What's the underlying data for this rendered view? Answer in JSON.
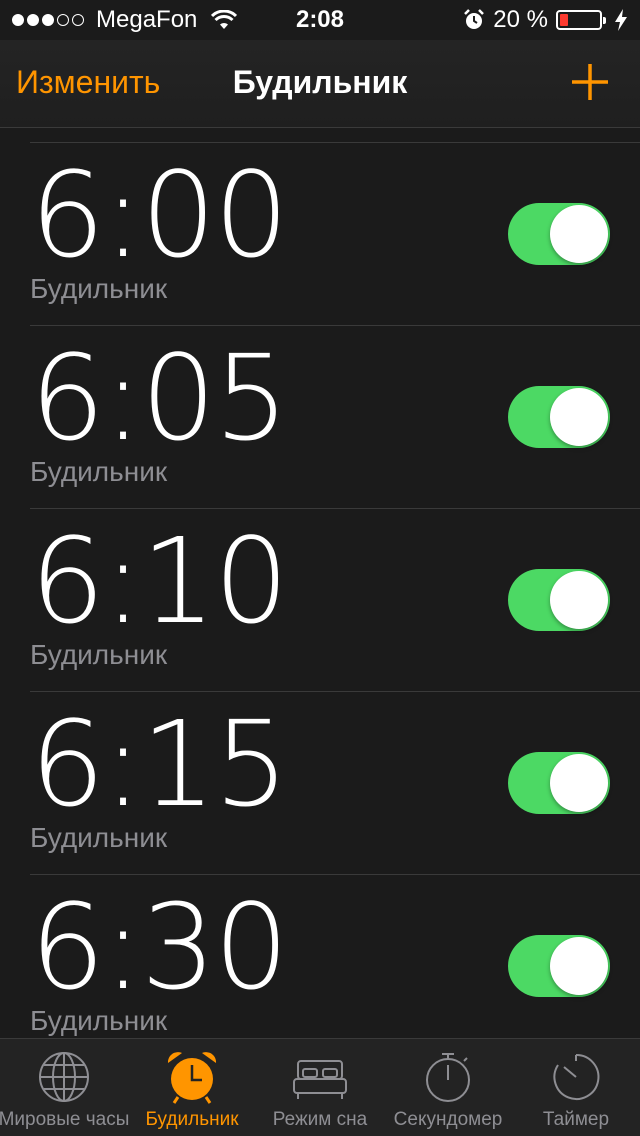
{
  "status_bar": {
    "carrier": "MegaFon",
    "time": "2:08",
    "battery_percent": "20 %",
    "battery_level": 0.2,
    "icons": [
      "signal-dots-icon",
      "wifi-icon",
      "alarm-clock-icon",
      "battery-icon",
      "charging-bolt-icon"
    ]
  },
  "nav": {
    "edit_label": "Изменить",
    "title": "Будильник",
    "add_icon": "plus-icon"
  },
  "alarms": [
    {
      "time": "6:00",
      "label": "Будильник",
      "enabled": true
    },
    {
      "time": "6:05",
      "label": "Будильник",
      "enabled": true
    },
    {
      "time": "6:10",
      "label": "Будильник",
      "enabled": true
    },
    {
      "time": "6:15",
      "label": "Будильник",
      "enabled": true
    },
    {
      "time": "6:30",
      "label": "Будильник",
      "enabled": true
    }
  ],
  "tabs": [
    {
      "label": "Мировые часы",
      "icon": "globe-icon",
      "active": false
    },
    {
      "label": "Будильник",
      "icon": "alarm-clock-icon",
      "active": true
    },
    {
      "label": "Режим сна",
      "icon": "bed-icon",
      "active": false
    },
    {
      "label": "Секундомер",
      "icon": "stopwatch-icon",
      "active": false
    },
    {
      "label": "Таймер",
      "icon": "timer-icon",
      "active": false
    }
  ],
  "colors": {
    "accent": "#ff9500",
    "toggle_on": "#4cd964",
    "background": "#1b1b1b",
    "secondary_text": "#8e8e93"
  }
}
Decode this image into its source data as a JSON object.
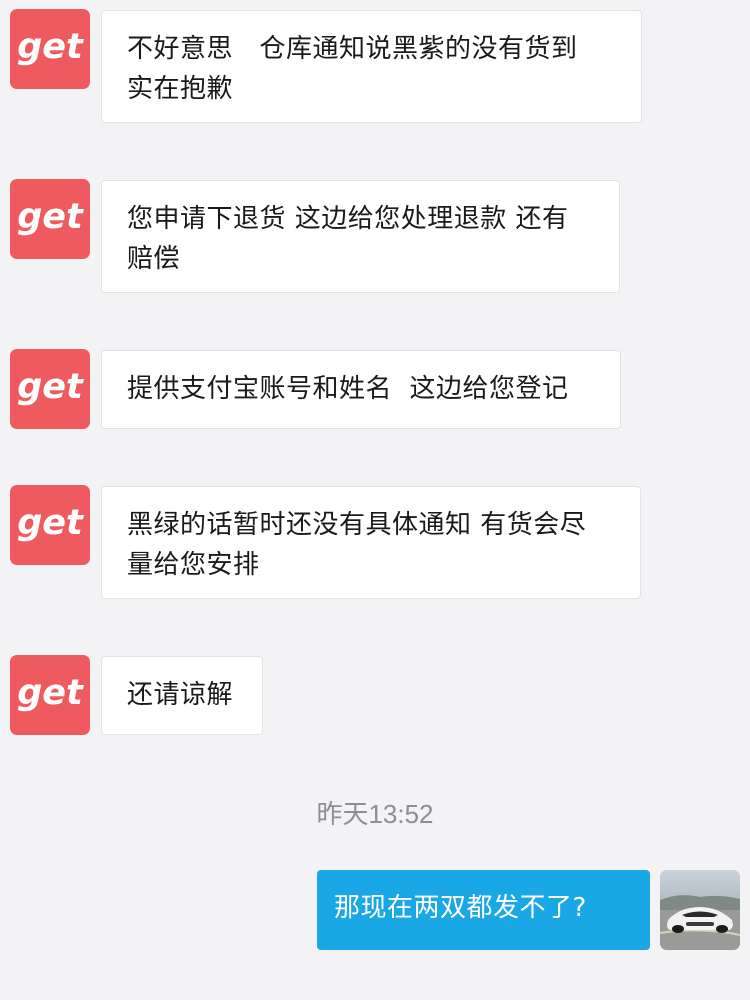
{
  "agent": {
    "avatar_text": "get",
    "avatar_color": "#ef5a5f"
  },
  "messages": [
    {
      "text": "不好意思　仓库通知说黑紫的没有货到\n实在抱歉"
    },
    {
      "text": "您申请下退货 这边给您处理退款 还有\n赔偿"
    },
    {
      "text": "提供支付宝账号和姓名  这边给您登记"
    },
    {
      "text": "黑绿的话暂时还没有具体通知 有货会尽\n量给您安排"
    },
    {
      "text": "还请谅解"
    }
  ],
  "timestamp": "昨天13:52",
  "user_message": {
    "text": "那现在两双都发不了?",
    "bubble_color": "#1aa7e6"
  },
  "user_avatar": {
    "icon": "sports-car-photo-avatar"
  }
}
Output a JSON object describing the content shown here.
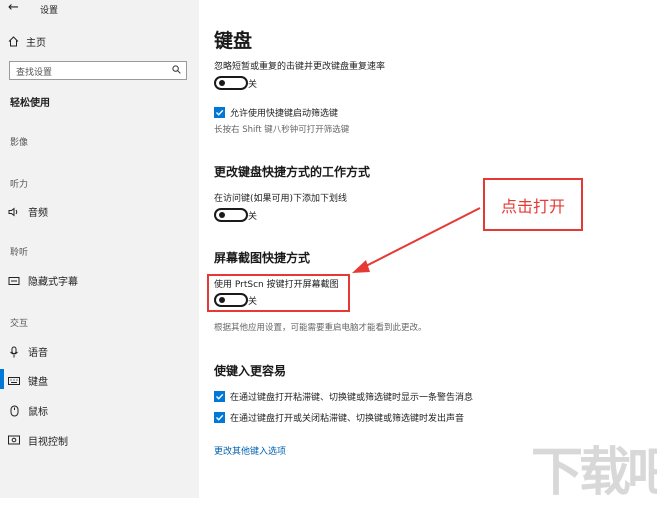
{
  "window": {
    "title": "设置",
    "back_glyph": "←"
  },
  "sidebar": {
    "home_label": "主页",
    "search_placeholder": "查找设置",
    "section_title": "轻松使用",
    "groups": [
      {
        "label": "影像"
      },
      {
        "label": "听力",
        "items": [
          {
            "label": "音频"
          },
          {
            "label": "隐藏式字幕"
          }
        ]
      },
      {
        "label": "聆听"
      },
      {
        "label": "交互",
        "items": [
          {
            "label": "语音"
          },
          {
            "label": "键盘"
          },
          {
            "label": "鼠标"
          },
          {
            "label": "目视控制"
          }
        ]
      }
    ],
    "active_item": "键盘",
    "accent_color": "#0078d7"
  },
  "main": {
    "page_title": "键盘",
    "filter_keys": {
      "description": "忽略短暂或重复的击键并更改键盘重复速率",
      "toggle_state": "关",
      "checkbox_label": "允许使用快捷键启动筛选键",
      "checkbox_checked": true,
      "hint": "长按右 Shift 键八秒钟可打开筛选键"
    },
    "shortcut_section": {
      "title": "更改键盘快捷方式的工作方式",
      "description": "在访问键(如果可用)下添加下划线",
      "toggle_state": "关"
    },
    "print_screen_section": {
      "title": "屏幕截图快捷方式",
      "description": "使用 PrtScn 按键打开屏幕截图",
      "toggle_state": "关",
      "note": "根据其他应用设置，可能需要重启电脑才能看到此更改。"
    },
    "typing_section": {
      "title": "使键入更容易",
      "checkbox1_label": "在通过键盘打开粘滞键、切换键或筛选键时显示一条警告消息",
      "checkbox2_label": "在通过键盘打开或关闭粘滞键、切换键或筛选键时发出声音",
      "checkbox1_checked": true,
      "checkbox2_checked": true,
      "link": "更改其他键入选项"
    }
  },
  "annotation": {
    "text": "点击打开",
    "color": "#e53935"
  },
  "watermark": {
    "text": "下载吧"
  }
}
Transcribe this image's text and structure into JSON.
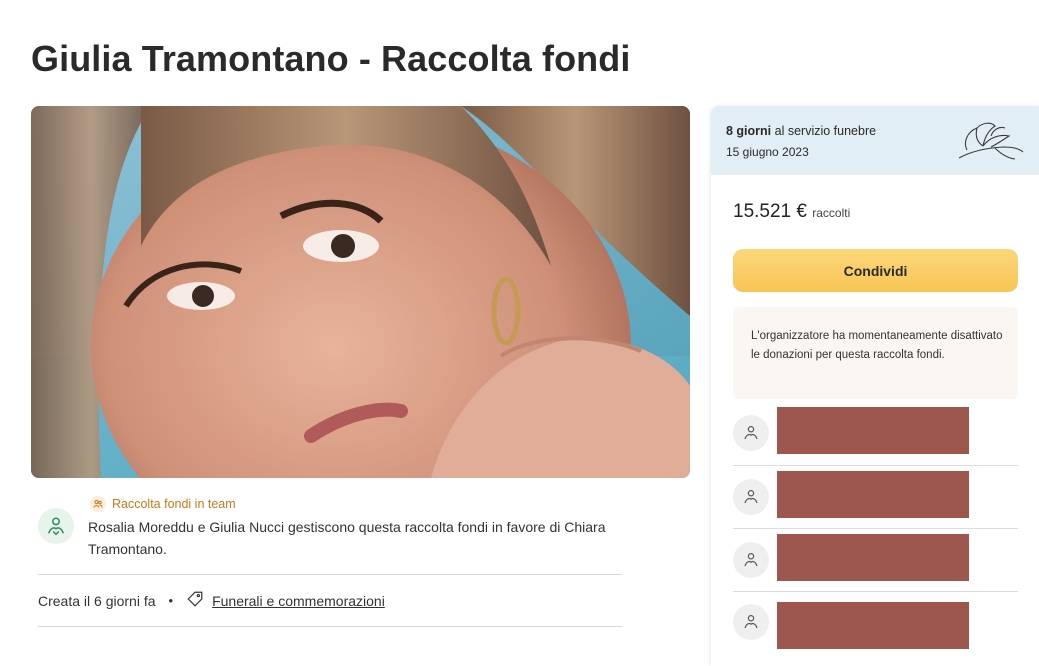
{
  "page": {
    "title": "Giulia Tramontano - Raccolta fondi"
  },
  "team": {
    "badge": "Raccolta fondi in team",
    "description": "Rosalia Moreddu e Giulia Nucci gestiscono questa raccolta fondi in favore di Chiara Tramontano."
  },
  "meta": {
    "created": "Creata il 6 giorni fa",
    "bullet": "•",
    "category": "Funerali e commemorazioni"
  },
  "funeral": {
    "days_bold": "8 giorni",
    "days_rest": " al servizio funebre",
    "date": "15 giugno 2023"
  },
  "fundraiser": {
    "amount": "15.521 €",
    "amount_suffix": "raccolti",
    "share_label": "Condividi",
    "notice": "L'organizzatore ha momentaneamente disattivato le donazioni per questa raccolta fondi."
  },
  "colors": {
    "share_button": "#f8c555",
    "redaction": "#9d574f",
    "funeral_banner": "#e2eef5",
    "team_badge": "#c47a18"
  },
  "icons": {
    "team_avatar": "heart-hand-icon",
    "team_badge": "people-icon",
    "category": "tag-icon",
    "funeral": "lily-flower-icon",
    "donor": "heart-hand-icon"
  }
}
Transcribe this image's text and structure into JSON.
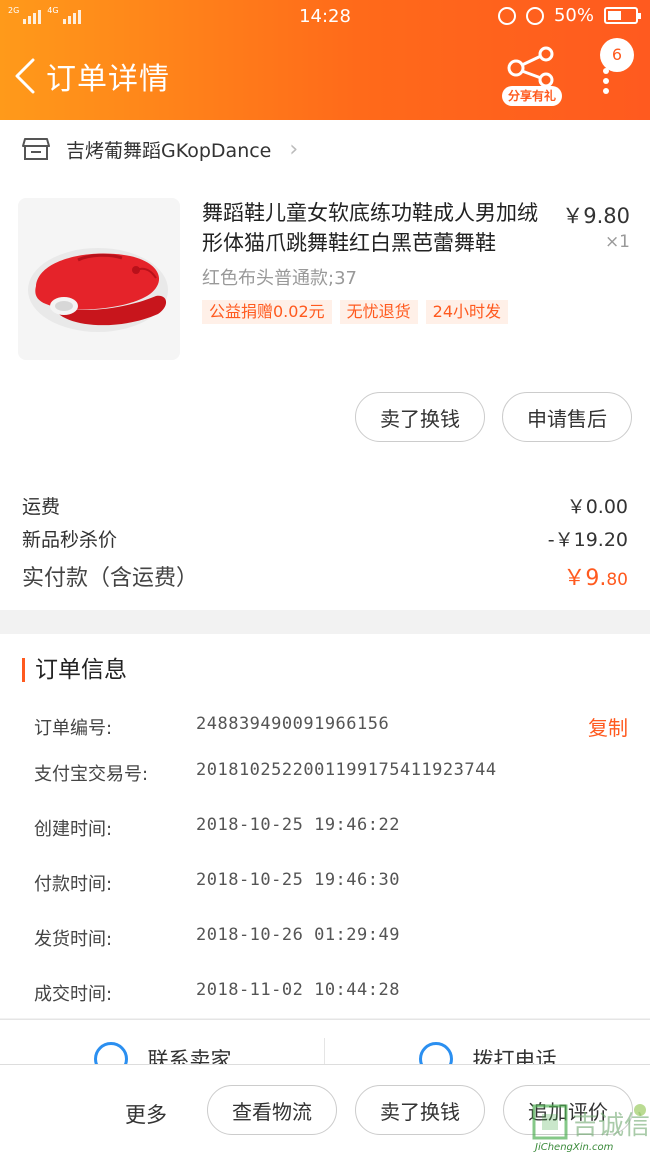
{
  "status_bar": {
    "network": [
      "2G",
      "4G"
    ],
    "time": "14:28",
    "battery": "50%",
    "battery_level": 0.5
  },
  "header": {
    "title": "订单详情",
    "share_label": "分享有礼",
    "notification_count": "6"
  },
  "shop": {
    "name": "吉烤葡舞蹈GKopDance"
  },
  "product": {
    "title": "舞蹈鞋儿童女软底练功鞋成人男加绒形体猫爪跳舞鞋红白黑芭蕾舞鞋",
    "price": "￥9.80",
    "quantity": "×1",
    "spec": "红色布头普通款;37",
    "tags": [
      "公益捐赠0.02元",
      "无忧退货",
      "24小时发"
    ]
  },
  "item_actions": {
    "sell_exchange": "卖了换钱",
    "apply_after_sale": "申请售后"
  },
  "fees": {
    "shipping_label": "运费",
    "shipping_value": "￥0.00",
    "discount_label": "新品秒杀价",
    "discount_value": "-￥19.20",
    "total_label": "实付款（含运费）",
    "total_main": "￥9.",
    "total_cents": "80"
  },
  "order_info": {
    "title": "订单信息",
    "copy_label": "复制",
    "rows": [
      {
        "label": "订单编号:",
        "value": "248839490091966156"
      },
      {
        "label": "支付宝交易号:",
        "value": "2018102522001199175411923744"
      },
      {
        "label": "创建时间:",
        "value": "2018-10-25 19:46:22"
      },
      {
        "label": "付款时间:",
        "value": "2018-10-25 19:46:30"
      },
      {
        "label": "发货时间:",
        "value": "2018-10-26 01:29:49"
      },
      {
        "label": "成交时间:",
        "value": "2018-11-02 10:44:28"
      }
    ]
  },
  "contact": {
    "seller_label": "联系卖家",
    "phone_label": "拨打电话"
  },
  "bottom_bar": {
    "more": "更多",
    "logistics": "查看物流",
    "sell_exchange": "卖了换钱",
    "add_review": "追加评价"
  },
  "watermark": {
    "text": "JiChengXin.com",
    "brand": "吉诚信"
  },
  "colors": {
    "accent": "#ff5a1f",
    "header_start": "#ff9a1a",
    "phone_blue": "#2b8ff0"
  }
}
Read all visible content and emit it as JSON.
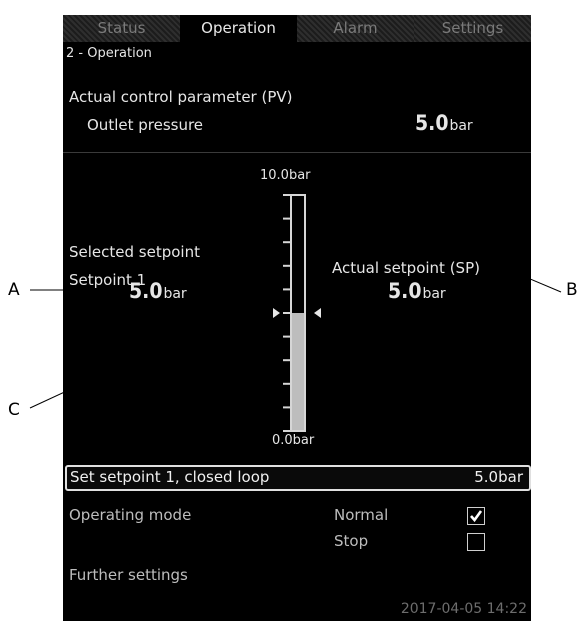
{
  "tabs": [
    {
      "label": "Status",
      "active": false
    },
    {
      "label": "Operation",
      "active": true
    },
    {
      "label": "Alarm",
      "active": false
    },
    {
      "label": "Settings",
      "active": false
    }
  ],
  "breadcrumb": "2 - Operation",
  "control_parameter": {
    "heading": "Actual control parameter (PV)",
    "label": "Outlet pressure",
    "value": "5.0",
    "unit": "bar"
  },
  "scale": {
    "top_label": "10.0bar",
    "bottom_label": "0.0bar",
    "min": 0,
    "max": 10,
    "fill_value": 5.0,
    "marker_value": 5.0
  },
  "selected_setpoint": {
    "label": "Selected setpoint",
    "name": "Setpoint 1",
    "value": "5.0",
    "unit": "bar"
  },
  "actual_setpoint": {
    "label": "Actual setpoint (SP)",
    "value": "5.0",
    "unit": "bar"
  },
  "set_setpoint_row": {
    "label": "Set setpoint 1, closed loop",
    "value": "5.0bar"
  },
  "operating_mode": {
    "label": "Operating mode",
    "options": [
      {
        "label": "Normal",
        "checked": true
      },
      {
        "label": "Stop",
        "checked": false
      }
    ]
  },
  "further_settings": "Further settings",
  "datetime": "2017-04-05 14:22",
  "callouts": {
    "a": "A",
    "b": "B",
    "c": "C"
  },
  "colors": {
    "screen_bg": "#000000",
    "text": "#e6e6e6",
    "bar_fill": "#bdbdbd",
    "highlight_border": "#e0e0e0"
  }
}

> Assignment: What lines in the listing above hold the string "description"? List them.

> Result of the exercise:
      "description": "忽略短暂或重复的击键并更改键盘重复速率",
      "description": "在访问键(如果可用)下添加下划线",
      "description": "使用 PrtScn 按键打开屏幕截图",
    "description": "Rosalia Moreddu e Giulia Nucci gestiscono questa raccolta fondi in favore di Chiara Tramontano."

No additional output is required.